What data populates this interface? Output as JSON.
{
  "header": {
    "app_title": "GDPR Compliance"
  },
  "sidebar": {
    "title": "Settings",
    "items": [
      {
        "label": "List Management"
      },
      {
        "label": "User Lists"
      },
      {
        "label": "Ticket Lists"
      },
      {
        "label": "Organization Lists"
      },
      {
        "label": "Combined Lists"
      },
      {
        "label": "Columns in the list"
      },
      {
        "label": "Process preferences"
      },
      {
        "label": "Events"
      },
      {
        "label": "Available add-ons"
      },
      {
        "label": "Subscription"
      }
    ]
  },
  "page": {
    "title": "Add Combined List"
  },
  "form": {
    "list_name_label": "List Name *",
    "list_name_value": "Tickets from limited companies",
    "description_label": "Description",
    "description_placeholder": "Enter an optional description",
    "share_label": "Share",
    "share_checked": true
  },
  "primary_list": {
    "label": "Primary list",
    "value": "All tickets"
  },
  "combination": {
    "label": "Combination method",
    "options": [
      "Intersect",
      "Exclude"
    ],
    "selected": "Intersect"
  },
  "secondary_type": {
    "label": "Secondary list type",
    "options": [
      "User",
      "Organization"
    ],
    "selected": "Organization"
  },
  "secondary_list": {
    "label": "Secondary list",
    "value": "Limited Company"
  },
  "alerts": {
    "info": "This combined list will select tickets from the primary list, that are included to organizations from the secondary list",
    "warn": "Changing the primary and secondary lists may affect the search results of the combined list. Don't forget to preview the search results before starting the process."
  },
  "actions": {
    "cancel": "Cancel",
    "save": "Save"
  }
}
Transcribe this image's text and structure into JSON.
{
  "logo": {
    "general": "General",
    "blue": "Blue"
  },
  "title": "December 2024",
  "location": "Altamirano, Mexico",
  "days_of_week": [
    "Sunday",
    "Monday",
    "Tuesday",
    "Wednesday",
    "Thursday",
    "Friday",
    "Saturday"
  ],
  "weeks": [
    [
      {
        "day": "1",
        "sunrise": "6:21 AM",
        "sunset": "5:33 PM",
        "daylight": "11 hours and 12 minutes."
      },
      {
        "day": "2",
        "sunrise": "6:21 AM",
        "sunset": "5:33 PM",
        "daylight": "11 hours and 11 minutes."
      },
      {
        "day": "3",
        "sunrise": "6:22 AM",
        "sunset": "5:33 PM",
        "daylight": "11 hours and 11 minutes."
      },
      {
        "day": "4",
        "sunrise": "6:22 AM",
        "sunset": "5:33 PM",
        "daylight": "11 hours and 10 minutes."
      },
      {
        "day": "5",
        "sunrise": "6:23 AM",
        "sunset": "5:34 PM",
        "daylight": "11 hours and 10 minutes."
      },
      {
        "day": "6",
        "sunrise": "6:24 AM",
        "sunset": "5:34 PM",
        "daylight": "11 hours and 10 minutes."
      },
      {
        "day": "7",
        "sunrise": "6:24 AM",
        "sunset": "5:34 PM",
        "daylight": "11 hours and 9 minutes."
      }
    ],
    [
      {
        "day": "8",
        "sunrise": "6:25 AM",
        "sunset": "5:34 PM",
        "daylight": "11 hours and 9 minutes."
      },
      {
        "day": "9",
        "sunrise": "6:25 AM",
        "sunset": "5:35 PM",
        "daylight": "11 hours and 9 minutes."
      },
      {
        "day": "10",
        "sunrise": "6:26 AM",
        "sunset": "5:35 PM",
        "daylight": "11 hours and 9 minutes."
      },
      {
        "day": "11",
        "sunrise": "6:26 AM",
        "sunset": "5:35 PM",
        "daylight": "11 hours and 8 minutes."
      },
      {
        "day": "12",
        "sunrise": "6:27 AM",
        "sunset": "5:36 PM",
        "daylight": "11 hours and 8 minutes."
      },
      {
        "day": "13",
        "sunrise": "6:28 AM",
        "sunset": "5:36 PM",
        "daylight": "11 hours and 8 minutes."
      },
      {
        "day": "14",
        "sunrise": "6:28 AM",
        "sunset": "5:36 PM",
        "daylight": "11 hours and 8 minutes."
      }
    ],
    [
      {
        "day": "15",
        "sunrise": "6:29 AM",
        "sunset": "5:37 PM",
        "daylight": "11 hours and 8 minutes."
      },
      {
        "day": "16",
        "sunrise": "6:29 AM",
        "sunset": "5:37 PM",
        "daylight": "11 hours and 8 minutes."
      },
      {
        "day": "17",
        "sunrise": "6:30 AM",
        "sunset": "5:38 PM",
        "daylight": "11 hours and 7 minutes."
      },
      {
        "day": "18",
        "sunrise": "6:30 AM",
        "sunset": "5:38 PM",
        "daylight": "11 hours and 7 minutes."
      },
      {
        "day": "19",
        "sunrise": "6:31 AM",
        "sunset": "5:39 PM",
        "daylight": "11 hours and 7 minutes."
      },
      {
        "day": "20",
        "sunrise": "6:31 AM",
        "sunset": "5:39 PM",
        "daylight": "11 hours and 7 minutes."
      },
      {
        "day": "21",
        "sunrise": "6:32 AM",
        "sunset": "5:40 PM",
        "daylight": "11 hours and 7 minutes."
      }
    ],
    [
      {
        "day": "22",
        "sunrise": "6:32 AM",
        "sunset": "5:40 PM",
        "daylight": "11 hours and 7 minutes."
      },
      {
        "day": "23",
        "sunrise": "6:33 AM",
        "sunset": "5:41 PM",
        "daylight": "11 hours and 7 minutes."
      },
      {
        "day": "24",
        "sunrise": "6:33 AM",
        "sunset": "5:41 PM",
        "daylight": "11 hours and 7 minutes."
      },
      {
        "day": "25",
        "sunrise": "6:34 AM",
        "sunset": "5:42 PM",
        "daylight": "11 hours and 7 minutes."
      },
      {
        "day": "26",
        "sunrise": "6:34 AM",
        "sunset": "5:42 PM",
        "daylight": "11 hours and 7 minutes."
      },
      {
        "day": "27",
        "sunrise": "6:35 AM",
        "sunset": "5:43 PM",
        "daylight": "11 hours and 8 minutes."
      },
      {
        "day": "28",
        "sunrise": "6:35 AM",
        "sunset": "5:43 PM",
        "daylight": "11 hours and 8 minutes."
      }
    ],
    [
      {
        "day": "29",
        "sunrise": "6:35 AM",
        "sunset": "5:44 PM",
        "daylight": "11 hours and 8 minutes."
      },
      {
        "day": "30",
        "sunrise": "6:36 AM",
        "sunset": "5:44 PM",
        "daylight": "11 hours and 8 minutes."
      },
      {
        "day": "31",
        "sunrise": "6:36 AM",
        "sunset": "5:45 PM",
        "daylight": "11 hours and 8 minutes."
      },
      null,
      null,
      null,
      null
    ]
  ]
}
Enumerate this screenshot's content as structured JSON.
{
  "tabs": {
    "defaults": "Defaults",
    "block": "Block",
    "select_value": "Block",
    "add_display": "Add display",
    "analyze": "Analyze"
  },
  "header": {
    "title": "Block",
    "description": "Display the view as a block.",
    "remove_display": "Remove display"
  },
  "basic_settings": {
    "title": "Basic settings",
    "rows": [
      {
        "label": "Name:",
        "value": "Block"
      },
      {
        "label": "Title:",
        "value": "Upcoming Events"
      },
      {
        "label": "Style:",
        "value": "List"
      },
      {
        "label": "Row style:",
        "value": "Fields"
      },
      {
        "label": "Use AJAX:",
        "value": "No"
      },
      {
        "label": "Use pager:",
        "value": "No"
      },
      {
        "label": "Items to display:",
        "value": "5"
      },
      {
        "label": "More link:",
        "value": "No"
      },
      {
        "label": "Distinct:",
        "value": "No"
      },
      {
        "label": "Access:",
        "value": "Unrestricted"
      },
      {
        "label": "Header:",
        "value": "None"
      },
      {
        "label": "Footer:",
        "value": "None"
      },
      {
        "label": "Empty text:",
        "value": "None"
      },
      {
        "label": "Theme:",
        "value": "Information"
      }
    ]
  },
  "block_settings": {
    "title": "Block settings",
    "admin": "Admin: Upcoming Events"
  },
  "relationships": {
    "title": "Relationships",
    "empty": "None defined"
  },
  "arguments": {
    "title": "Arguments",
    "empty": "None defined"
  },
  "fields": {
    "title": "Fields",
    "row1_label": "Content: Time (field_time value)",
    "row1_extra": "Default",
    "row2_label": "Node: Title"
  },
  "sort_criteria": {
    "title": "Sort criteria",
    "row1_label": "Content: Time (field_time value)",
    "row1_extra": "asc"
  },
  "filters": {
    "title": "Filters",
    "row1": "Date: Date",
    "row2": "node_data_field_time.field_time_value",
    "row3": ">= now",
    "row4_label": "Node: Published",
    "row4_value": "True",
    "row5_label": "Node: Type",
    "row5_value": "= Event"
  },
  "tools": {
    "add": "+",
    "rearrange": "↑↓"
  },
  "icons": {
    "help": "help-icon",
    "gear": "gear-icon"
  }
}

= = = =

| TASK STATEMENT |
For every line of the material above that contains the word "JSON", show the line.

| RESULT OF THIS TASK |
What data populates this interface? Output as JSON.
Transcribe this image's text and structure into JSON.
Enumerate this screenshot's content as structured JSON.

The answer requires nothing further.